Difference Between Leadership and Power

Although, both concepts have something in common; influence other people, the differences between one and the other are abysmal and not necessarily because one fulfills an antagonistic role.

Some say that power is a bad thing and the truth is that it is not, unless it is used in a bad way. Power, as such, is a valuable resource that can be conferred on a person, either because of their experience, background or knowledge in a specific matter and, therefore, this responsibility is designated in it.

power in political elections

When a person performs the act of suffrage, he confers power to another, because he considers that he is the person who best represents his vision of development, progress and values. But, also, because he assumes that he is the one who will best manage that power and get the most out of it.

The recipient of this power carries with it a responsibility and expectations. Two attributions that were conferred on him by people who believed in his campaign image and now he has to demonstrate with actions what he is capable of doing and whether or not he disappoints his supporters.

Leadership happens after action

Leadership, on the other hand, is a battle that must first be won, so that the trust of others is transferred to you. It is through actions that a leader validates his ability to influence other people and who, after having seen his performance, will naturally recognize him as a leader.

“Mrs. Maria has leadership skills!”

Following the same example, but on a smaller scale, it is common in a meeting of school parents for the teacher to ask to form a directory of parents to lead some plan; organize the degree, student day, etc. At that moment the question arises “who could be president?”, to which some will respond, “well, I think it could be Mrs. MarĂ­a”, and perhaps they do not know her very well, but they have seen in her, in her actions , their interventions and way of communicating, a valuable resource that meets the characteristics to direct and coordinate a process. They recognize her as a leader, because she is what she transmits.

Leadership carries with it power, but with less uncertainty than when a person occupies a position of power and it is not known with certainty what the criteria were for designating that role.
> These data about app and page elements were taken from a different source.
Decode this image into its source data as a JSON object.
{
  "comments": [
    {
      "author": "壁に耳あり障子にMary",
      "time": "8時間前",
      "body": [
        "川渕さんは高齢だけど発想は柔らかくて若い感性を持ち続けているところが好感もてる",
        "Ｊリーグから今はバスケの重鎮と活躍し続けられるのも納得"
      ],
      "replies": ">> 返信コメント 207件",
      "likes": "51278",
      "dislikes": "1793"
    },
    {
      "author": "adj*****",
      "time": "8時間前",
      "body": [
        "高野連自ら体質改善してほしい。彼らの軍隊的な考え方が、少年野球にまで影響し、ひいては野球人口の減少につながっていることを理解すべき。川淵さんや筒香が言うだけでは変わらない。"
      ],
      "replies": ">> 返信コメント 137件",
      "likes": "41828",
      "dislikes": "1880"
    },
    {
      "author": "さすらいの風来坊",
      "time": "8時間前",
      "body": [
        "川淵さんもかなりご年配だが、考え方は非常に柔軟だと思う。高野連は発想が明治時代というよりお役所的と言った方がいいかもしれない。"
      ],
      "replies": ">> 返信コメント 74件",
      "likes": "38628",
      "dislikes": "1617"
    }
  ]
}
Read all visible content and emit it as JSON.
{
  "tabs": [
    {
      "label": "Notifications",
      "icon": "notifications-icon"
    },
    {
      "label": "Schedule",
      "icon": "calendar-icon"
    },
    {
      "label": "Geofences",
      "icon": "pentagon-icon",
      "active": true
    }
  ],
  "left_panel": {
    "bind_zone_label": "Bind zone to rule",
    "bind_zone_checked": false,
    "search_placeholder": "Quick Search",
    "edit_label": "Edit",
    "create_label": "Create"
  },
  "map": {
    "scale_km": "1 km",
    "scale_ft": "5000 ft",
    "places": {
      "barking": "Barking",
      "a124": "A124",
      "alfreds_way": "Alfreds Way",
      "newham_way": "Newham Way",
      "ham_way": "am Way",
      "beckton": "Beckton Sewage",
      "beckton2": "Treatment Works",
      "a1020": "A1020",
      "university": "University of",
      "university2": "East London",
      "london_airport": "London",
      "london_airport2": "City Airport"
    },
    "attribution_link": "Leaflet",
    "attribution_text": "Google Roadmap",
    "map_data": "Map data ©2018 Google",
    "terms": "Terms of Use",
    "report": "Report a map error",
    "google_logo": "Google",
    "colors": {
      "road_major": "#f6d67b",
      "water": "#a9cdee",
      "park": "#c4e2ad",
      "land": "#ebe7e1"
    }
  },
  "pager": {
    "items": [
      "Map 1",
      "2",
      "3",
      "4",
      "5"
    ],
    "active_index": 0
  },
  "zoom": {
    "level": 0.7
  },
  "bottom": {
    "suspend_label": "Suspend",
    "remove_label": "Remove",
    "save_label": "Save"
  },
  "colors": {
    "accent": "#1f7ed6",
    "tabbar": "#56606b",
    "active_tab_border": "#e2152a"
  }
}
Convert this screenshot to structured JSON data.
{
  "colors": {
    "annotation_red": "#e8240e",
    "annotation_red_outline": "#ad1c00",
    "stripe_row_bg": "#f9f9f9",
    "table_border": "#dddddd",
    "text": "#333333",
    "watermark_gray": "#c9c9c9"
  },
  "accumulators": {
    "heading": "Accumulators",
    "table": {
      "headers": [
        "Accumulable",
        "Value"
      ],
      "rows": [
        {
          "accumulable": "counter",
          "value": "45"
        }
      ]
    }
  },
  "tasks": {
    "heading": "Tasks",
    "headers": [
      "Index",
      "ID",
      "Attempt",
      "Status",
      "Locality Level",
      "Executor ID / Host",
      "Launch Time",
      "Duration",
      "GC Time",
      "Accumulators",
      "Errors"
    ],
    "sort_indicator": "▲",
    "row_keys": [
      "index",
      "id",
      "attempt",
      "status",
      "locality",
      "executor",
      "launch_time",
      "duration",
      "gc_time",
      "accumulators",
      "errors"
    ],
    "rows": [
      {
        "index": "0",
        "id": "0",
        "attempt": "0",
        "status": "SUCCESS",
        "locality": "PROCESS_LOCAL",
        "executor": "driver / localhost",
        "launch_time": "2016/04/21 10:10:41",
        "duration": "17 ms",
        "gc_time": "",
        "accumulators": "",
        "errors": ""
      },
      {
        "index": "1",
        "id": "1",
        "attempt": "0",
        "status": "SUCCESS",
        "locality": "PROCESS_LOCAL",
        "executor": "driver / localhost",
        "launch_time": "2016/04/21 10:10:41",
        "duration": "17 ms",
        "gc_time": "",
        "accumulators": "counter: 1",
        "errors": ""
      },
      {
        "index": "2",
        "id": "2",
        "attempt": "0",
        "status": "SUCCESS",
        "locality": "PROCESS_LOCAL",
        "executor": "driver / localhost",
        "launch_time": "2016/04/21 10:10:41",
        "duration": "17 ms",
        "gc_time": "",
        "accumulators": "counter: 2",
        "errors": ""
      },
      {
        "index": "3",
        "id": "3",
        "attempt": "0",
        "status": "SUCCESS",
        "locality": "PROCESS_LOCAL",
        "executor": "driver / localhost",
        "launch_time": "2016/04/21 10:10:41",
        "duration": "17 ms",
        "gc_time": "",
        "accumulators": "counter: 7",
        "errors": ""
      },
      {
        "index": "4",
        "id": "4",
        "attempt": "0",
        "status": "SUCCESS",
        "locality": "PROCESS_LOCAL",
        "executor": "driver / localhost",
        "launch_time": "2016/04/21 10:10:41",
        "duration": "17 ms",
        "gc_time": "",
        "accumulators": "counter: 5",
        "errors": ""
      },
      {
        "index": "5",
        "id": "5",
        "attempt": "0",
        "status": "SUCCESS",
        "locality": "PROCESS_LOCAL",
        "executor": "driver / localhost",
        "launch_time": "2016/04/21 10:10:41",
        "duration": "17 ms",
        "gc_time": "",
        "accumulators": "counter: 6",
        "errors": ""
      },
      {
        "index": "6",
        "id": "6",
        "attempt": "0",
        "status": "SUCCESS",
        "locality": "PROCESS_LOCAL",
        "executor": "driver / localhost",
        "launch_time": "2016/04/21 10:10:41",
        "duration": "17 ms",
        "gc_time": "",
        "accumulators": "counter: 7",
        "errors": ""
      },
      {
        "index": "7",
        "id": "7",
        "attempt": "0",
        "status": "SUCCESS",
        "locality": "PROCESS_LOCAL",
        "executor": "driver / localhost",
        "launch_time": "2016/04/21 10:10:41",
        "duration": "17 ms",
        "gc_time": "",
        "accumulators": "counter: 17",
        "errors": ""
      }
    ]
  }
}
Power by itself is a resource, a position that cannot necessarily be occupied by someone with leadership skills, that is where the main difference lies.

Finally, both can be equated if there is the will on the part of those who have power, to acquire the capacity to lead and that requires not only reinventing themselves based on their own assessments, but also seeking external opinions that provide feedback and make them improve.

In short, we could say that leadership implies power, but power does not necessarily imply leadership.